Historically, the construction and electrical trades have been dominated by male employees, according to the Bureau of Labor Statistics. Only 2%-3% of electricians are women. Both industries are currently facing labor shortages, which are anticipated to worsen with the expansion of electric vehicles and charging stations, solar panels and heat pumps as a method of achieving the nation’s climate goals.
According to Rewiring America, an electrification nonprofit, one million more electricians are needed in the United States.
“There are 80,000 openings for electricians each year on average over the next decade just to replace workers who either retire or transition to different jobs,” said Sam Calisch, head of special projects at Rewiring America. He believes that number will increase due to the Inflation Reduction Act.
Attracting more women to the industry could help resolve the labor shortage. It could also help close the gender wage gap. Electricians earned an annual wage over $60,000 in 2021, according to the BLS, with some master electricians earning six-figure salaries. Other occupations combined averaged $45,000.
What will it take to get more women interested in taking up a trade? “We don’t do a good job marketing ourselves as an industry in general, but particularly with women,” said Allie Perez, a plumber and founder of Texas Women in the Trades.
While some obstructions are common to both genders¾such as a culture that values four-year college degrees as the primary road to success, and lack of investment in technical schools¾some obstacles tend to be more gender-specific.
Accounts of harassment and abuse of women in the trades are widespread. Lack of visibility, exclusionary unions and a “good ol’ boy” network are other impediments. Connie Ashbrook, retired construction worker and co-chair of the National Taskforce on Tradeswomen’s Issues, said, “This is the highest-paid blue-collar work you can get without a college degree. Not having access to these careers keeps women in poverty.” However, she added, “If you’re not friends with the boss, or … with significant numbers of your co-workers, then you don’t get to hear about the jobs.”
Childcare is a common hindrance for female workers. Ashbrook helped garner a $2 million investment from Oregon state officials in 2009 toward diversifying its highway construction workforce. Some of the money was applied to pre-apprenticeship programs and support services, including childcare. A 2022 report found this improved retention rates.

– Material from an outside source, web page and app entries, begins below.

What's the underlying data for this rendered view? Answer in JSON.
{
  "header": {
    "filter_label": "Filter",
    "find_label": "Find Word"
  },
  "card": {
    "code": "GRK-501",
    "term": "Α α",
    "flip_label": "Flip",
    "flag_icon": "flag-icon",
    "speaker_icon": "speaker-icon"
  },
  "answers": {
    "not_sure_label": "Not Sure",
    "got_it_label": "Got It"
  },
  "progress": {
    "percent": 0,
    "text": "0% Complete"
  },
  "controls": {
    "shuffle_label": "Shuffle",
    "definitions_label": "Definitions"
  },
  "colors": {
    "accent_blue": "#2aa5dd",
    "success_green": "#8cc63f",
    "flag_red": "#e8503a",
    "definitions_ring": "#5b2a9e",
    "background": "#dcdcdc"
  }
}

The Biden administration promised to work toward doubling the number of women in the construction industry over 10 years. The program office associated with the CHIPS and Science Act (legislation designed to boost the semiconductor industry) released a funding opportunity that includes a requirement for applicants seeking more than $150 million dollars to submit a plan detailing childcare provisions.
Other solutions include tax incentives in the IRA climate legislation for contractors hiring apprentices. This could reduce high drop-out rates of women. GRID Alternatives, a nonprofit building community-powered renewable energy solutions, recruits female trainees for solar installations and offers women-only training.
About The Author
Lori Lovely is an award-winning writer and editor in central Indiana. She writes on technical topics, heavy equipment, automotive, motorsports, energy, water and wastewater, animals, real estate, home improvement, gardening and more. Reach her at: [email protected]